5 things you should know about Jody Wilson-Raybould

1. Jody Wilson-Raybould is a descendant of the Msugamagw Tsawtaineuk and Laich-Kwil-Tach First Nations. It is part of the Kwakwaka’wakw Nation, also known as the Kwak’wala-speaking people. She is from the Eagle Clan. Her traditional name, Puglass, was given to her by her grandmother in 1976 at a traditional potlatch ceremony. It means woman born to noble people. Wilson-Raybould, also goes by JWR. She was born in Vancouver, B.C., on March 23, 1971. She has a home on Cape Mudge, Vancouver Island, where she is a member of its nation.

2. JWR is a Canadian Indigenous lawyer and former politician. From 2000 to 2003, she worked as a provincial Crown prosecutor in Vancouver’s East side, where she worked to reduce the high rate of incarceration, marginalization and inequalities of Indigenous people. She served as the first Indigenous MP for the riding of Vancouver Granville, which at the time, was a new constituency. She held this position from 2015 to 2021. JWR was recruited by Justin Trudeau and appointed Canada’s first Indigenous justice minister. She was attorney general of Canada from 2015-2019, and took on the role of minister of veterans affairs of Canada in January 2019. She was re-elected in 2019 as the first, and only, independent MP for B.C.

She was elected as a councillor for the We Wai Kai Nation and chair of the First Nations Finance Authority. She was a member of the B.C. Treaty Commission. The commission oversees treaty negotiations between Indigenous groups and the Crown. JWR served as regional chief of the B.C. Assembly of First Nations from 2009 to 2015.

3. JWR resigned from the federal cabinet in February 2019 at the height of the SNC-Lavalin corruption scandal when she refused to bow to political pressure; she could not stay silent and was ejected from the Liberal party. JWR continues to serve as the first female in Canada to be elected as an independent MP for the riding of Vancouver Granville. In 2022, JWR was awarded the province’s highest honour for exceptional contributions to society, the Order of British Columbia.

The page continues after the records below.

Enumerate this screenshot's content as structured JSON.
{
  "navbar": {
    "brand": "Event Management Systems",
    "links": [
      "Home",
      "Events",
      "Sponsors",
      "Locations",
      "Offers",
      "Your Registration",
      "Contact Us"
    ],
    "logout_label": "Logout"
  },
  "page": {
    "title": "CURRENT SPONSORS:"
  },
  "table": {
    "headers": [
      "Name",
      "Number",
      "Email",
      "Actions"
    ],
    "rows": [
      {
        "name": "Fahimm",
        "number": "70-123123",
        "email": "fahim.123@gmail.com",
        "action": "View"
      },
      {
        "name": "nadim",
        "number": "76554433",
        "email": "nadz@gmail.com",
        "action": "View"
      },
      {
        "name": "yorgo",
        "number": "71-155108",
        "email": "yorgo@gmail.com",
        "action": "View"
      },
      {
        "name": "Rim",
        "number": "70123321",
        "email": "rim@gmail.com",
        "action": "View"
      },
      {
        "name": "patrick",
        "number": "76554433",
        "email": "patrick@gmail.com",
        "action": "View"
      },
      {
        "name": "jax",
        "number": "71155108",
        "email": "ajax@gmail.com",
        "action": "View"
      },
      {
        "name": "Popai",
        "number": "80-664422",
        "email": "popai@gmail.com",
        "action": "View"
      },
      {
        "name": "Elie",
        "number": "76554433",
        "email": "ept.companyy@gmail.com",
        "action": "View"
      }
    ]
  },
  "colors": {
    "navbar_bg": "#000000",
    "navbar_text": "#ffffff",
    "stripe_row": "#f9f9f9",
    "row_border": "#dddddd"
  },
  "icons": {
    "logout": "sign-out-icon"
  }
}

4. JWR is the bestselling author of three books. In 2021, she wrote a political memoir, “Indian in the Cabinet: Speaking Truth to Power,” a national top 10 read. “Indian in the Cabinet,” describes her experiences of marginalization and discrimination in Ottawa. JWR’s second book, “From Where I Stand; Rebuilding Indigenous Nations for a Stronger Canada,” published in 2019, contains straight talk about the reconciliation process. Her most recent book, “True Reconciliation: How to be a Force for Change” looks at reconciliation from a learn, understand and act perspective. JWR and her husband co-authored the “BCAFN Governance Toolkit: A Guide to Nation Building,“ a comprehensive survey of the options for negotiating self-government.

5. JWR is the daughter of a hereditary chief. In the 1980s, her father, Bill Wilson, worked on constitutional reform for Aboriginal and treaty rights under former prime minister Pierre Elliott Trudeau. Her father greatly influenced his two daughters’ career paths, identities and values, as both girls earned law degrees. JWR knew she would grow up to follow in her father’s footsteps and continues to be a leader and advocate of Indigenous people and their rights.

To learn more about Indigenous rights and reconciliation, listen to JWR as she shares in 2021 as part of the Tom Courchene Distinguished Speaker Series hosted by the Queen’s School of Policy Studies.

Joyce Jonathan Crone is a Local Journalism Initiative reporter. She is Mohawk, born on the Six Nations Reserve. A retired teacher, she now makes Huntsville her home.

Joyce Jonathan Crone, Local Journalism Initiative Reporter, Parry Sound North Star